Exercise:
Go over the entries and report the lines where the word "structured" occurs.

Source information:
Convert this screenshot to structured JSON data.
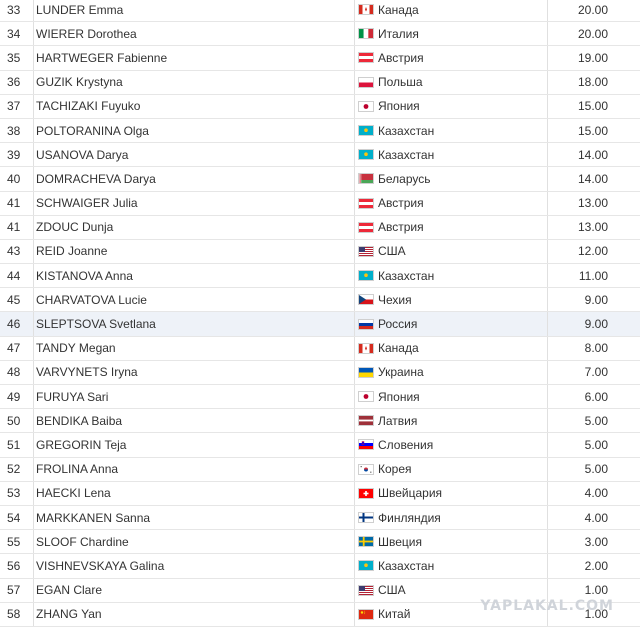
{
  "rows": [
    {
      "rank": "33",
      "name": "LUNDER Emma",
      "country": "Канада",
      "points": "20.00",
      "flag": "canada-flag-icon"
    },
    {
      "rank": "34",
      "name": "WIERER Dorothea",
      "country": "Италия",
      "points": "20.00",
      "flag": "italy-flag-icon"
    },
    {
      "rank": "35",
      "name": "HARTWEGER Fabienne",
      "country": "Австрия",
      "points": "19.00",
      "flag": "austria-flag-icon"
    },
    {
      "rank": "36",
      "name": "GUZIK Krystyna",
      "country": "Польша",
      "points": "18.00",
      "flag": "poland-flag-icon"
    },
    {
      "rank": "37",
      "name": "TACHIZAKI Fuyuko",
      "country": "Япония",
      "points": "15.00",
      "flag": "japan-flag-icon"
    },
    {
      "rank": "38",
      "name": "POLTORANINA Olga",
      "country": "Казахстан",
      "points": "15.00",
      "flag": "kazakhstan-flag-icon"
    },
    {
      "rank": "39",
      "name": "USANOVA Darya",
      "country": "Казахстан",
      "points": "14.00",
      "flag": "kazakhstan-flag-icon"
    },
    {
      "rank": "40",
      "name": "DOMRACHEVA Darya",
      "country": "Беларусь",
      "points": "14.00",
      "flag": "belarus-flag-icon"
    },
    {
      "rank": "41",
      "name": "SCHWAIGER Julia",
      "country": "Австрия",
      "points": "13.00",
      "flag": "austria-flag-icon"
    },
    {
      "rank": "41",
      "name": "ZDOUC Dunja",
      "country": "Австрия",
      "points": "13.00",
      "flag": "austria-flag-icon"
    },
    {
      "rank": "43",
      "name": "REID Joanne",
      "country": "США",
      "points": "12.00",
      "flag": "usa-flag-icon"
    },
    {
      "rank": "44",
      "name": "KISTANOVA Anna",
      "country": "Казахстан",
      "points": "11.00",
      "flag": "kazakhstan-flag-icon"
    },
    {
      "rank": "45",
      "name": "CHARVATOVA Lucie",
      "country": "Чехия",
      "points": "9.00",
      "flag": "czech-flag-icon"
    },
    {
      "rank": "46",
      "name": "SLEPTSOVA Svetlana",
      "country": "Россия",
      "points": "9.00",
      "flag": "russia-flag-icon",
      "highlight": true
    },
    {
      "rank": "47",
      "name": "TANDY Megan",
      "country": "Канада",
      "points": "8.00",
      "flag": "canada-flag-icon"
    },
    {
      "rank": "48",
      "name": "VARVYNETS Iryna",
      "country": "Украина",
      "points": "7.00",
      "flag": "ukraine-flag-icon"
    },
    {
      "rank": "49",
      "name": "FURUYA Sari",
      "country": "Япония",
      "points": "6.00",
      "flag": "japan-flag-icon"
    },
    {
      "rank": "50",
      "name": "BENDIKA Baiba",
      "country": "Латвия",
      "points": "5.00",
      "flag": "latvia-flag-icon"
    },
    {
      "rank": "51",
      "name": "GREGORIN Teja",
      "country": "Словения",
      "points": "5.00",
      "flag": "slovenia-flag-icon"
    },
    {
      "rank": "52",
      "name": "FROLINA Anna",
      "country": "Корея",
      "points": "5.00",
      "flag": "korea-flag-icon"
    },
    {
      "rank": "53",
      "name": "HAECKI Lena",
      "country": "Швейцария",
      "points": "4.00",
      "flag": "switzerland-flag-icon"
    },
    {
      "rank": "54",
      "name": "MARKKANEN Sanna",
      "country": "Финляндия",
      "points": "4.00",
      "flag": "finland-flag-icon"
    },
    {
      "rank": "55",
      "name": "SLOOF Chardine",
      "country": "Швеция",
      "points": "3.00",
      "flag": "sweden-flag-icon"
    },
    {
      "rank": "56",
      "name": "VISHNEVSKAYA Galina",
      "country": "Казахстан",
      "points": "2.00",
      "flag": "kazakhstan-flag-icon"
    },
    {
      "rank": "57",
      "name": "EGAN Clare",
      "country": "США",
      "points": "1.00",
      "flag": "usa-flag-icon"
    },
    {
      "rank": "58",
      "name": "ZHANG Yan",
      "country": "Китай",
      "points": "1.00",
      "flag": "china-flag-icon"
    }
  ],
  "watermark": "YAPLAKAL.COM",
  "colors": {
    "text": "#333333",
    "highlight_row": "#eef2f8",
    "border": "#e0e0e0",
    "watermark": "#d0d4da"
  }
}
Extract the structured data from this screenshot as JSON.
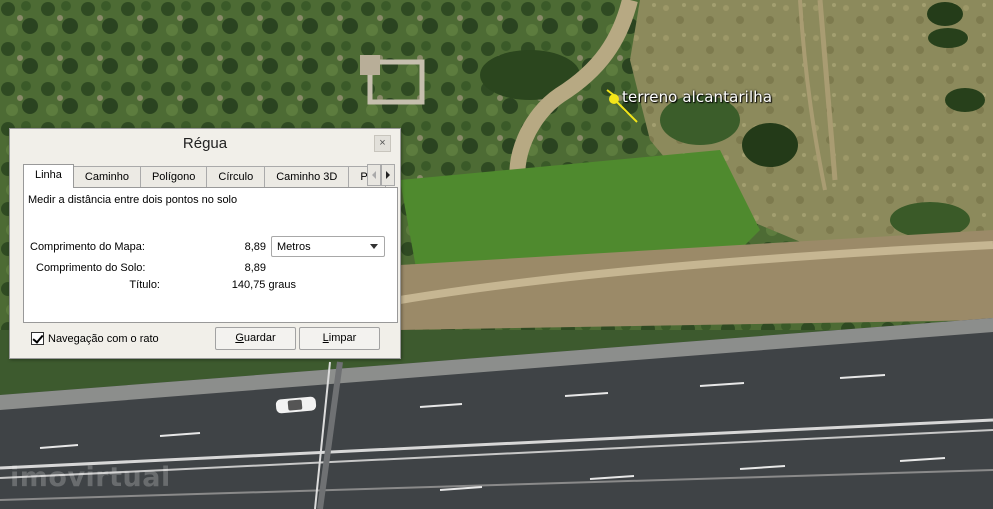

Solution to this problem:
Convert this screenshot to structured JSON data.
Extract the structured data from this screenshot as JSON.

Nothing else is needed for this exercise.